WASHINGTON (Reuters) – U.S. Ambassador to China Terry Branstad was due to begin visiting Tibet on Sunday for official meetings and visits to religious and cultural sites, according to a news report on Sunday.
FILE PHOTO: U.S. Ambassador to China Terry Branstad speaks at an event to celebrate the re-introduction of American beef imports to China in Beijing, China June 30, 2017. REUTERS/Mark Schiefelbein/Pool
Branstad was scheduled to visit the Tibet Autonomous Region and Qinghai Province, a historic region of Tibet known to Tibetans as Amdo, from Sunday to Saturday, Radio Free Asia said in a report.
The State Department did not immediately comment on the story.
Radio Free Asia said it would be the first visit to Tibet by a U.S. official since the U.S. Congress approved a law in December that requires the United States to deny visas to Chinese officials in charge of implementing policies that restrict access to Tibet for foreigners. The U.S. government is required to begin denying visas by the end of this year.
In December, China denounced the United States for passing the law, saying it was “resolutely opposed” to the U.S. legislation on what China considers an internal affair, and it risked causing “serious harm” to their relations.

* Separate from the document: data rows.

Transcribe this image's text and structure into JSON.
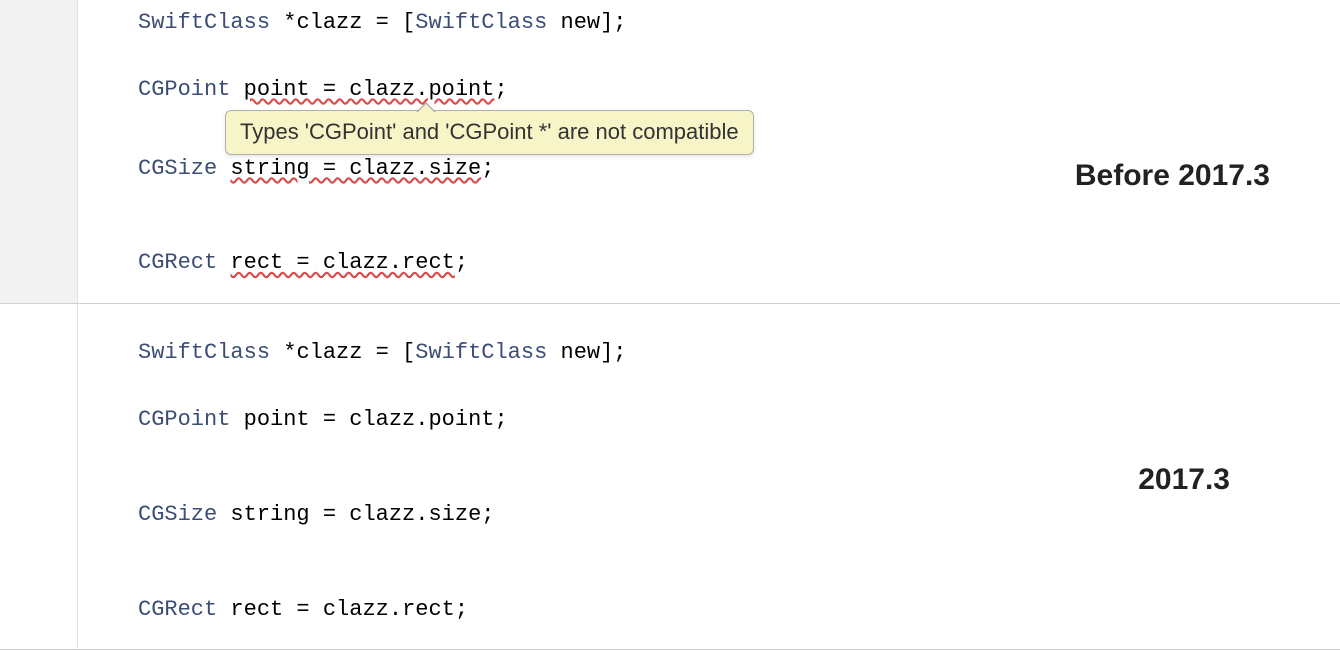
{
  "panels": {
    "before": {
      "label": "Before 2017.3",
      "tooltip": "Types 'CGPoint' and 'CGPoint *' are not compatible",
      "line1": {
        "type1": "SwiftClass",
        "op1": " *",
        "ident1": "clazz",
        "op2": " = [",
        "type2": "SwiftClass",
        "ident2": " new",
        "op3": "];"
      },
      "line2": {
        "type1": "CGPoint",
        "err1": "point = clazz.point",
        "op1": ";"
      },
      "line3": {
        "type1": "CGSize",
        "err1": "string = clazz.size",
        "op1": ";"
      },
      "line4": {
        "type1": "CGRect",
        "err1": "rect = clazz.rect",
        "op1": ";"
      }
    },
    "after": {
      "label": "2017.3",
      "line1": {
        "type1": "SwiftClass",
        "op1": " *",
        "ident1": "clazz",
        "op2": " = [",
        "type2": "SwiftClass",
        "ident2": " new",
        "op3": "];"
      },
      "line2": {
        "type1": "CGPoint",
        "ident1": " point",
        "op1": " = ",
        "ident2": "clazz",
        "op2": ".",
        "ident3": "point",
        "op3": ";"
      },
      "line3": {
        "type1": "CGSize",
        "ident1": " string",
        "op1": " = ",
        "ident2": "clazz",
        "op2": ".",
        "ident3": "size",
        "op3": ";"
      },
      "line4": {
        "type1": "CGRect",
        "ident1": " rect",
        "op1": " = ",
        "ident2": "clazz",
        "op2": ".",
        "ident3": "rect",
        "op3": ";"
      }
    }
  }
}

Since then, tensions have been running high between the two countries over trade. China struck a more aggressive tone in its trade war with the United States on Friday, suggesting a resumption of talks between the world’s two largest economies would be meaningless unless Washington changed course.
On Saturday, China’s senior diplomat Wang Yi told U.S. Secretary of State Mike Pompeo that recent U.S. words and actions had harmed the interests of China and its enterprises, and that Washington should show restraint.
While the Trump administration has taken a tough stance towards China on trade and highlighted security rivalry with Beijing, the administration has so far not acted on congressional calls for it to impose sanctions on China’s former Communist Party chief in Tibet, Chen Quanguo, for the treatment of minority Muslims in Xinjiang province, where he is currently party chief.
A State Department report in March said Chen had replicated in Xinjiang, policies similar to those credited with reducing opposition to Chinese rule in Tibet.
Beijing sent troops into remote, mountainous Tibet in 1950 in what it officially terms a peaceful liberation and has ruled there with an iron fist ever since.
Reporting by Nandita Bose and David Brunnstrom; Editing by Sandra Maler